When I previously said you can have multiple scripts with the same active sprite number attached, you could think of any extra scripts(with same sprite number attached), as a passive external - that is, on initial attachment it won't automatically execute the main procedure and the original script won't have to wait until it's done anything to continue executing, they will just co-exist and sit in memory until you call upon them. In both scripts "&current_sprite" will refer to the same sprite and you could run parts of the script whenever you want, or have them coincide with each other. Just store the script number of the second script in a custom key attached to the sprite, so the sprite can find it, since the sprite will only be storing the first script's script number. In the second script(with the same sprite number attached to it), do the following:
sp_custom("script2", &current_sprite, &current_script);

Then, in the original script(which is actually attached to the sprite), you can poke procedures in script2 like this:
int &getscript = sp_custom("script2", &current_sprite, -1);
run_script_by_number(&getscript, "custom_procedure");


Both scripts can refer to the sprite with &current_sprite.

Another application, is rather than using globals to store sprites on a screen, you can juggle the active sprite number attached to a script around and then each time you attach a new active sprite number to the script, store &current_sprite in a new local. Then when you have all the sprites saved in locals, just use script_attach to change the active sprite number attached to the script back to what it was before. You will then have a bunch of sprites all saved in local variables.

When will the script die?
It should be noted that a scripts survival is dependant on the active sprite number attached to the script, NOT the other way around.
So for example, if a script is attached to a sprite, and you use 'script_attach()' to attach a different active sprite number to the script, you can actually kill off the old sprite (using sp_active or some other method), and the script will survive, only thing is you can't trigger it's predefined procedures anymore, since it isn't attached to a sprite anymore (again, the script has an active sprite number attached to it, and '&current_sprite' is equal to that active sprite number). If you however kill off the current active sprite number attached to the script, the script will die with it.

This can be useful in a way. You could almost have like a trash can for scripts. If you use 'script_attach' to attach one active sprite number to multiple scripts, and then you kill the sprite with that sprite number, all those scripts will die with it.

Conclusion
If you are only using it in the ways it's traditionally been used, obviously it still works the same way, although the understanding of why it works that way was incorrect.

Knowing how it actually works, does allow some other useful applications for this though, rather than just wondering why your script that you attached to a sprite is bugging out. No it's not bugged, it's just not what the function actually does.
April 28th, 03:00 PM
spike.gif
SlipDink
Peasant Male United States bloop
2nd generation. No easy way to be free. 
Terrific Analysis Robj!

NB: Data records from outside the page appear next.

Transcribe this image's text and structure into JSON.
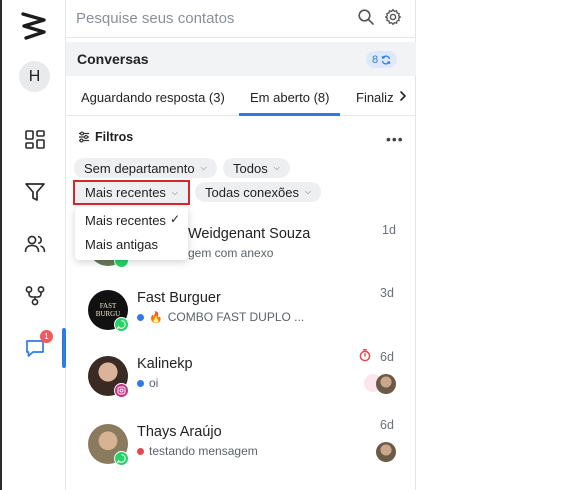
{
  "search": {
    "placeholder": "Pesquise seus contatos"
  },
  "rail": {
    "avatar_initial": "H",
    "chat_badge": "1"
  },
  "conversations": {
    "title": "Conversas",
    "count": "8"
  },
  "tabs": [
    {
      "label": "Aguardando resposta (3)"
    },
    {
      "label": "Em aberto (8)"
    },
    {
      "label": "Finaliz"
    }
  ],
  "filters": {
    "label": "Filtros",
    "department": "Sem departamento",
    "owner": "Todos",
    "sort": "Mais recentes",
    "connections": "Todas conexões"
  },
  "sort_menu": {
    "options": [
      {
        "label": "Mais recentes"
      },
      {
        "label": "Mais antigas"
      }
    ]
  },
  "contacts": [
    {
      "name": "Weidgenant Souza",
      "message": "gem com anexo",
      "time": "1d"
    },
    {
      "name": "Fast Burguer",
      "message": "COMBO FAST DUPLO ...",
      "time": "3d",
      "avatar_text": "FAST BURGU",
      "emoji": "🔥"
    },
    {
      "name": "Kalinekp",
      "message": "oi",
      "time": "6d"
    },
    {
      "name": "Thays Araújo",
      "message": "testando mensagem",
      "time": "6d"
    }
  ],
  "colors": {
    "accent": "#2f7be5",
    "highlight_border": "#d9262c",
    "badge": "#ef5a5a",
    "status_blue": "#2f7be5",
    "status_red": "#e5484d",
    "whatsapp": "#25d366",
    "instagram": "#c13584"
  }
}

Is the behavior you outlined the same for all known versions of the "Dink engine"?
April 28th, 11:55 PM
custom_robj.png
Robj
Jester Male Australia
You feed the madness, and it feeds on you. 
As far as I can tell, yes.